The focus of the Community Research Alliance (CRA) is to help define and create the infrastructure for equitable, good and sustainable community research partnerships and research on health and other disparities that is scientifically sound and immediately beneficial to the communities involved.
The goal of GOH is to improve oral health self-management among older adults in senior housing.
The Sexual Minority Youth Action Research Project of the Youth Action Research Institute trains lesbian, gay, bisexual, transgender and questioning (LGBTQ) youth of color and their allies to use research as a tool for addressing issues of concern and importance to them, their communities and schools. Teams of Community Youth Researchers conducted research on the availability of and access to support systems for urban, primarily minority, LGBTQ youth in two urban areas of Connecticut.
The purpose of this intervention study V.I.P.: Vaccinate for Influenza Prevention was to improve influenza vaccination rates among older, low-income, and minority adults who live independently in senior housing facilities in Hartford, CT. Nationally, this group has the highest risk for influenza, yet the lowest vaccination rates. The study utilized an empowerment model to build a residential public health committee that was trained in the benefits of flu vaccine. Facilitated by project staff, the committee received interactive flu education, conducted a two-month long flu campaign, and organized flu vaccination clinics.

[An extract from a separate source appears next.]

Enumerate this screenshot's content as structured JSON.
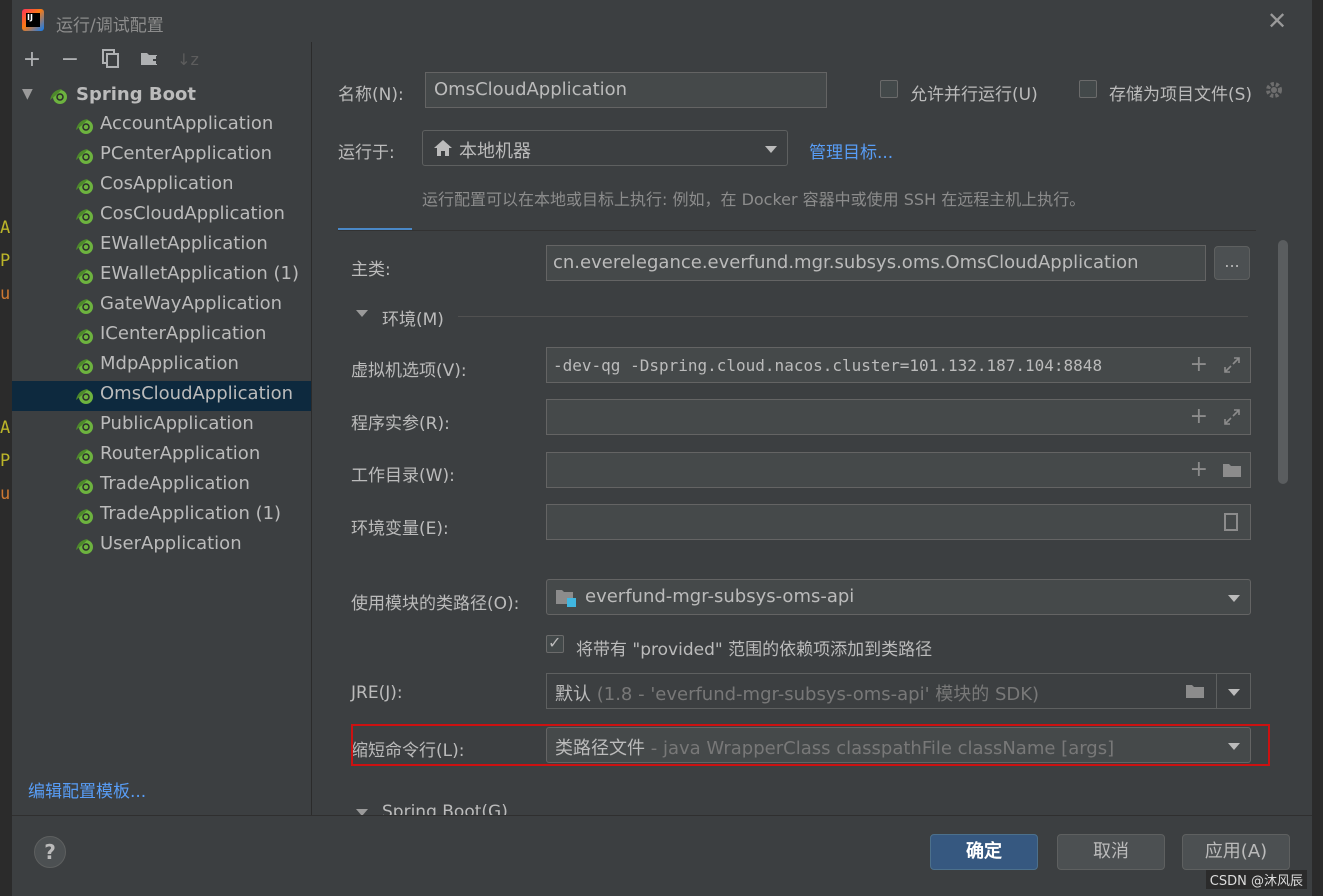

A pre-post evaluation in one intervention and one matched comparison building compared changes in knowledge, attitudes and rates of vaccine uptake among building residents.
The purpose of Project V.I.P. was to develop materials and approaches for an intervention study designed to increase flu vaccination rates among low-income, ethnically diverse older adults living independently in senior housing in Hartford, CT. The study assessed a theory-driven, peer-led intervention to identify and remove barriers to influenza vaccination and evaluated the utility of a pre-post survey.
This developmental study investigated the underlying dimensions and meanings of perceived HIV risk/susceptibility among young, urban men who have sex with men (MSM) of diverse ethnic backgrounds. Qualitative research was used to assess meanings underlying traditional measures of perceived risk. Results from qualitative analysis were used to develop a psychometrically sound scale of Perceived Risk for AIDS. This project provided the groundwork for larger longitudinal studies on the topic.